WHAT TO WORK ON - Read through the lines below for the string "AUDJPYvol" and copy each one that has it.

RECORDS SHOWN -
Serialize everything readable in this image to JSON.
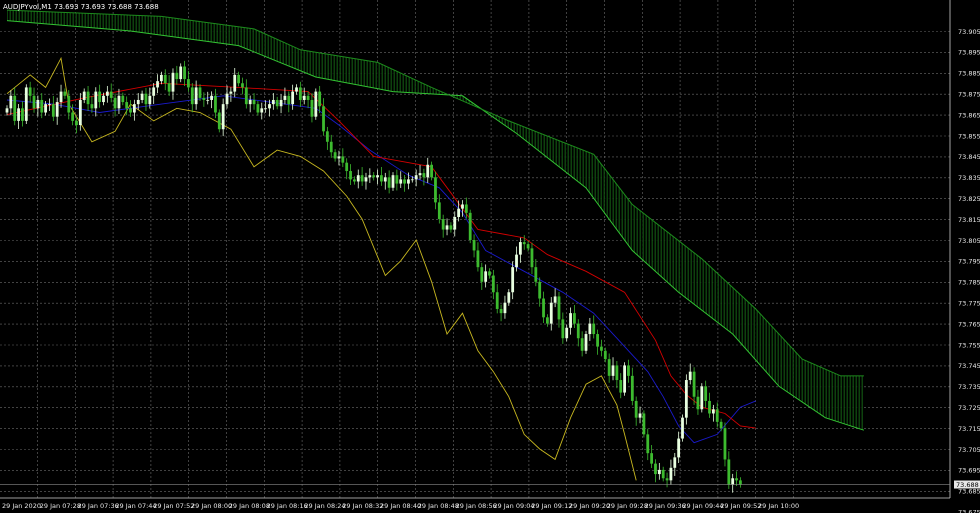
{
  "window": {
    "symbol_info": "AUDJPYvol,M1  73.693 73.693 73.688 73.688"
  },
  "chart_data": {
    "type": "candlestick",
    "title": "AUDJPYvol,M1",
    "ohlc_header": {
      "open": 73.693,
      "high": 73.693,
      "low": 73.688,
      "close": 73.688
    },
    "current_price": 73.688,
    "ylim": [
      73.675,
      73.905
    ],
    "y_ticks": [
      "73.905",
      "73.895",
      "73.885",
      "73.875",
      "73.865",
      "73.855",
      "73.845",
      "73.835",
      "73.825",
      "73.815",
      "73.805",
      "73.795",
      "73.785",
      "73.775",
      "73.765",
      "73.755",
      "73.745",
      "73.735",
      "73.725",
      "73.715",
      "73.705",
      "73.695",
      "73.685",
      "73.675"
    ],
    "x_ticks": [
      "29 Jan 2020",
      "29 Jan 07:28",
      "29 Jan 07:36",
      "29 Jan 07:44",
      "29 Jan 07:52",
      "29 Jan 08:00",
      "29 Jan 08:08",
      "29 Jan 08:16",
      "29 Jan 08:24",
      "29 Jan 08:32",
      "29 Jan 08:40",
      "29 Jan 08:48",
      "29 Jan 08:56",
      "29 Jan 09:04",
      "29 Jan 09:12",
      "29 Jan 09:20",
      "29 Jan 09:28",
      "29 Jan 09:36",
      "29 Jan 09:44",
      "29 Jan 09:52",
      "29 Jan 10:00"
    ],
    "grid": true,
    "colors": {
      "background": "#000000",
      "grid": "#6b6b6b",
      "bull": "#e8ffe0",
      "bear": "#3dbb2f",
      "tenkan": "#d40000",
      "kijun": "#1a1acc",
      "chikou": "#c8b820",
      "senkou_a": "#33c433",
      "senkou_b": "#1d8a1d",
      "cloud": "#1a7a1a"
    },
    "close_series": [
      73.868,
      73.874,
      73.862,
      73.868,
      73.862,
      73.878,
      73.874,
      73.868,
      73.872,
      73.866,
      73.87,
      73.87,
      73.864,
      73.871,
      73.876,
      73.874,
      73.866,
      73.862,
      73.86,
      73.872,
      73.876,
      73.87,
      73.868,
      73.876,
      73.871,
      73.874,
      73.876,
      73.873,
      73.868,
      73.874,
      73.871,
      73.868,
      73.866,
      73.87,
      73.872,
      73.875,
      73.87,
      73.874,
      73.878,
      73.881,
      73.884,
      73.88,
      73.876,
      73.885,
      73.882,
      73.888,
      73.882,
      73.878,
      73.87,
      73.878,
      73.873,
      73.872,
      73.872,
      73.874,
      73.866,
      73.858,
      73.87,
      73.875,
      73.876,
      73.884,
      73.88,
      73.878,
      73.87,
      73.872,
      73.87,
      73.866,
      73.868,
      73.868,
      73.87,
      73.872,
      73.869,
      73.872,
      73.874,
      73.87,
      73.876,
      73.878,
      73.872,
      73.874,
      73.872,
      73.864,
      73.876,
      73.869,
      73.857,
      73.852,
      73.847,
      73.844,
      73.845,
      73.842,
      73.838,
      73.834,
      73.833,
      73.836,
      73.833,
      73.835,
      73.836,
      73.835,
      73.836,
      73.833,
      73.835,
      73.83,
      73.836,
      73.832,
      73.834,
      73.832,
      73.834,
      73.834,
      73.836,
      73.837,
      73.835,
      73.841,
      73.835,
      73.823,
      73.815,
      73.81,
      73.812,
      73.81,
      73.816,
      73.82,
      73.822,
      73.818,
      73.805,
      73.8,
      73.792,
      73.785,
      73.79,
      73.788,
      73.78,
      73.772,
      73.77,
      73.775,
      73.78,
      73.792,
      73.798,
      73.804,
      73.803,
      73.801,
      73.792,
      73.785,
      73.777,
      73.768,
      73.765,
      73.775,
      73.778,
      73.767,
      73.758,
      73.763,
      73.77,
      73.765,
      73.758,
      73.752,
      73.76,
      73.765,
      73.76,
      73.754,
      73.752,
      73.748,
      73.74,
      73.745,
      73.738,
      73.732,
      73.745,
      73.74,
      73.728,
      73.72,
      73.722,
      73.712,
      73.703,
      73.698,
      73.693,
      73.695,
      73.691,
      73.69,
      73.696,
      73.701,
      73.71,
      73.72,
      73.738,
      73.742,
      73.73,
      73.724,
      73.735,
      73.728,
      73.722,
      73.724,
      73.718,
      73.715,
      73.7,
      73.688,
      73.691,
      73.69,
      73.688
    ],
    "tenkan_sen": [
      [
        0,
        73.865
      ],
      [
        20,
        73.873
      ],
      [
        40,
        73.88
      ],
      [
        60,
        73.878
      ],
      [
        78,
        73.876
      ],
      [
        86,
        73.862
      ],
      [
        95,
        73.845
      ],
      [
        110,
        73.84
      ],
      [
        116,
        73.825
      ],
      [
        122,
        73.81
      ],
      [
        134,
        73.806
      ],
      [
        140,
        73.798
      ],
      [
        150,
        73.79
      ],
      [
        160,
        73.78
      ],
      [
        168,
        73.757
      ],
      [
        172,
        73.74
      ],
      [
        176,
        73.731
      ],
      [
        180,
        73.725
      ],
      [
        186,
        73.722
      ],
      [
        190,
        73.716
      ],
      [
        194,
        73.715
      ]
    ],
    "kijun_sen": [
      [
        0,
        73.872
      ],
      [
        12,
        73.87
      ],
      [
        24,
        73.866
      ],
      [
        40,
        73.87
      ],
      [
        56,
        73.874
      ],
      [
        72,
        73.87
      ],
      [
        80,
        73.868
      ],
      [
        86,
        73.86
      ],
      [
        94,
        73.848
      ],
      [
        104,
        73.836
      ],
      [
        112,
        73.83
      ],
      [
        118,
        73.818
      ],
      [
        124,
        73.8
      ],
      [
        134,
        73.79
      ],
      [
        144,
        73.78
      ],
      [
        152,
        73.77
      ],
      [
        158,
        73.758
      ],
      [
        166,
        73.742
      ],
      [
        170,
        73.73
      ],
      [
        174,
        73.716
      ],
      [
        178,
        73.708
      ],
      [
        184,
        73.712
      ],
      [
        190,
        73.725
      ],
      [
        194,
        73.728
      ]
    ],
    "chikou_span": [
      [
        0,
        73.875
      ],
      [
        6,
        73.884
      ],
      [
        10,
        73.878
      ],
      [
        14,
        73.892
      ],
      [
        16,
        73.87
      ],
      [
        22,
        73.852
      ],
      [
        28,
        73.857
      ],
      [
        32,
        73.87
      ],
      [
        38,
        73.862
      ],
      [
        44,
        73.868
      ],
      [
        50,
        73.866
      ],
      [
        58,
        73.858
      ],
      [
        64,
        73.84
      ],
      [
        70,
        73.848
      ],
      [
        76,
        73.845
      ],
      [
        82,
        73.838
      ],
      [
        88,
        73.826
      ],
      [
        92,
        73.815
      ],
      [
        98,
        73.788
      ],
      [
        102,
        73.795
      ],
      [
        106,
        73.805
      ],
      [
        110,
        73.785
      ],
      [
        114,
        73.76
      ],
      [
        118,
        73.77
      ],
      [
        122,
        73.752
      ],
      [
        126,
        73.742
      ],
      [
        130,
        73.73
      ],
      [
        134,
        73.712
      ],
      [
        138,
        73.705
      ],
      [
        142,
        73.7
      ],
      [
        146,
        73.72
      ],
      [
        150,
        73.736
      ],
      [
        154,
        73.74
      ],
      [
        158,
        73.726
      ],
      [
        160,
        73.712
      ],
      [
        163,
        73.69
      ]
    ],
    "senkou_span_a": [
      [
        0,
        73.91
      ],
      [
        32,
        73.905
      ],
      [
        60,
        73.898
      ],
      [
        80,
        73.883
      ],
      [
        100,
        73.876
      ],
      [
        118,
        73.874
      ],
      [
        132,
        73.856
      ],
      [
        150,
        73.83
      ],
      [
        162,
        73.8
      ],
      [
        174,
        73.78
      ],
      [
        188,
        73.76
      ],
      [
        200,
        73.735
      ],
      [
        212,
        73.72
      ],
      [
        222,
        73.714
      ]
    ],
    "senkou_span_b": [
      [
        0,
        73.915
      ],
      [
        40,
        73.912
      ],
      [
        64,
        73.906
      ],
      [
        76,
        73.896
      ],
      [
        96,
        73.89
      ],
      [
        110,
        73.878
      ],
      [
        130,
        73.862
      ],
      [
        152,
        73.846
      ],
      [
        162,
        73.822
      ],
      [
        180,
        73.796
      ],
      [
        194,
        73.772
      ],
      [
        206,
        73.748
      ],
      [
        216,
        73.74
      ],
      [
        222,
        73.74
      ]
    ]
  }
}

SOLUTION TO THIS TASK -
    "symbol_info": "AUDJPYvol,M1  73.693 73.693 73.688 73.688"
    "title": "AUDJPYvol,M1",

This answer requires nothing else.